Andwhile Arterton is no stranger to theatre work – having most recently starred inThe Duchess of Malfi at Shakespeare’s Globe – Made in Dagenham will mark her musical theatre debut.

Appearing in an all-singing, all-dancing production, she admits, is a terrifying prospect.

“I will be absolutely petrified on opening night,” she says. ‘The Adelphi is something like 2,000 seats – or whatever it is… “She stops herself, and shudders: “I actually don’t want to know.”

Arterton first became aware of the musical when she was working on the film Byzantium. Its producer, Stephen Woolley, had heard Arterton singing, and handed her a CD of proposed songs for the musical version of Made in Dagenham, the film of which he’d also produced.

Arterton took it away and was immediately hooked.

“I was sitting in my bath, listening to the ballad Rita, my character, sings, and I got goosebumps,” she recalls. “It’s so well written. So I said to Stephen I would do the workshop for the musical. But I was really nervous, as it’s a huge deal to agree to do a musical and I wasn’t a musical theatre actress.”

She adds: “I ended up doing three workshops and after the first one I got over my fears and really wanted to do it more than anything – because of its story and its message.”

Made in Dagenham is written by Richard Bean, of One Man, Two Guvnors fame, with lyrics by Jerry Springer the Opera‘s Richard Thomas and music by David Arnold, known for his many filmscores, including several from the Bond franchise.

It tells the true story of the 1968 strike by a group of women working as sewing machinists at Ford’s Dagenham factory, who were fighting to secure equal pay.

“I love that these girls were factory girls who changed politics,” Arterton says. “That is something that moves me a lot. It shows that anyone can do anything, really.”

The fact it is based on real events helps set it apart from other musicals too, Arterton says.

Sometimes, she suggests,musical theatre is so “grand and fabulous it’s not real”.”But this show is different because it’s rooted in reality,” she continues. “It has those moments where we break out – at one point the cast take on a Shirley Bassey-style number.

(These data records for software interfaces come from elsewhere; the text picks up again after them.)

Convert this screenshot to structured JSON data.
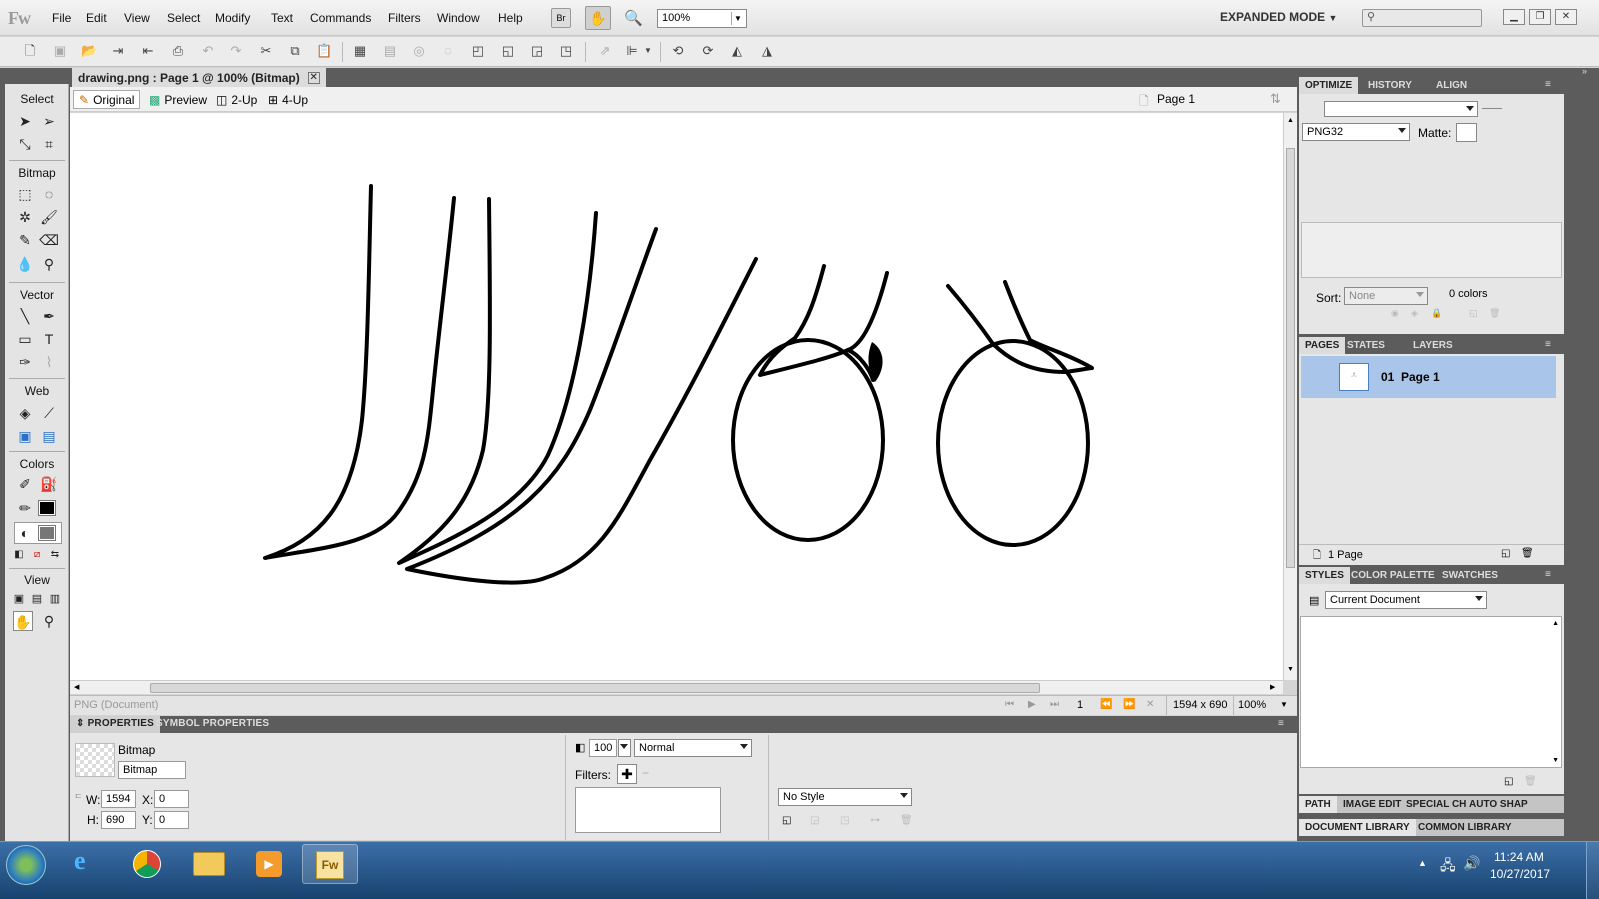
{
  "app": {
    "logo": "Fw",
    "mode_label": "EXPANDED MODE",
    "zoom_value": "100%"
  },
  "menu": [
    "File",
    "Edit",
    "View",
    "Select",
    "Modify",
    "Text",
    "Commands",
    "Filters",
    "Window",
    "Help"
  ],
  "document": {
    "tab_title": "drawing.png : Page 1 @ 100% (Bitmap)",
    "view_buttons": [
      "Original",
      "Preview",
      "2-Up",
      "4-Up"
    ],
    "page_select": "Page 1",
    "status_left": "PNG (Document)",
    "page_number": "1",
    "dimensions": "1594 x 690",
    "zoom": "100%"
  },
  "tools": {
    "sections": [
      "Select",
      "Bitmap",
      "Vector",
      "Web",
      "Colors",
      "View"
    ]
  },
  "properties": {
    "tabs": [
      "PROPERTIES",
      "SYMBOL PROPERTIES"
    ],
    "object_type": "Bitmap",
    "object_name": "Bitmap",
    "w_label": "W:",
    "w_value": "1594",
    "h_label": "H:",
    "h_value": "690",
    "x_label": "X:",
    "x_value": "0",
    "y_label": "Y:",
    "y_value": "0",
    "opacity": "100",
    "blend_mode": "Normal",
    "filters_label": "Filters:",
    "style": "No Style"
  },
  "optimize": {
    "tabs": [
      "OPTIMIZE",
      "HISTORY",
      "ALIGN"
    ],
    "format": "PNG32",
    "matte_label": "Matte:",
    "sort_label": "Sort:",
    "sort_value": "None",
    "colors_count": "0 colors"
  },
  "pages": {
    "tabs": [
      "PAGES",
      "STATES",
      "LAYERS"
    ],
    "items": [
      {
        "number": "01",
        "name": "Page 1"
      }
    ],
    "count": "1 Page"
  },
  "styles": {
    "tabs": [
      "STYLES",
      "COLOR PALETTE",
      "SWATCHES"
    ],
    "source": "Current Document"
  },
  "bottom_tabs1": [
    "PATH",
    "IMAGE EDIT",
    "SPECIAL CH",
    "AUTO SHAP"
  ],
  "bottom_tabs2": [
    "DOCUMENT LIBRARY",
    "COMMON LIBRARY"
  ],
  "taskbar": {
    "time": "11:24 AM",
    "date": "10/27/2017",
    "active_app_label": "Fw"
  }
}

But at the same time it has grit and reality.”

Though opening an original new musical is hugely exciting for everyone involved, Arterton is aware of the risk involved.

The West End can be brutal, and many recent high-profile shows have failed to capture audiences’imaginations, such as I Can’t Sing!, the X Factor musical, which closed earlyafter just two months.

Arterton admits the tough environment concerns her, claiming that it’s too expensive for producers to keep productions running if they’re not pulling in the audiences.

“But all we can do is make sure our show is special,” she adds. “And I think it is. Otherwise I would not have said yes.”

Made in Dagenham begins its run at the Adelphi Theatre on October 9.